# [WHAT YOU ARE ASKED TO DO]
Search the data for the string "value", and report each line where it is found.

● ● ● ●

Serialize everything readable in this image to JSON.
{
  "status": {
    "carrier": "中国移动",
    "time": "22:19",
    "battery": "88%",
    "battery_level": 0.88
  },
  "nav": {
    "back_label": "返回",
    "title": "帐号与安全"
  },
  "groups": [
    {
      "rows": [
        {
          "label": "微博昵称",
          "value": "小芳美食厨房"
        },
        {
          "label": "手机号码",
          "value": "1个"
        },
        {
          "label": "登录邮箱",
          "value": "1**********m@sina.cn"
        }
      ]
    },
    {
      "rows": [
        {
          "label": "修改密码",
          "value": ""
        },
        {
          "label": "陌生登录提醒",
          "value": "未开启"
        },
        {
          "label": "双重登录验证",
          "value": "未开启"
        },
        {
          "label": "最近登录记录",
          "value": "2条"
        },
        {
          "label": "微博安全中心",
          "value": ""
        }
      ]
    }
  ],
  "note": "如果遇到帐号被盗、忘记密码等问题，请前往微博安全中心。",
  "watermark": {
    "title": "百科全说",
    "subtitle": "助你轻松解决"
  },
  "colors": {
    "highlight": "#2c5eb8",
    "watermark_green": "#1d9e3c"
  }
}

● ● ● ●

# [TASK RESULT]
          "value": "小芳美食厨房"
          "value": "1个"
          "value": "1**********m@sina.cn"
          "value": ""
          "value": "未开启"
          "value": "未开启"
          "value": "2条"
          "value": ""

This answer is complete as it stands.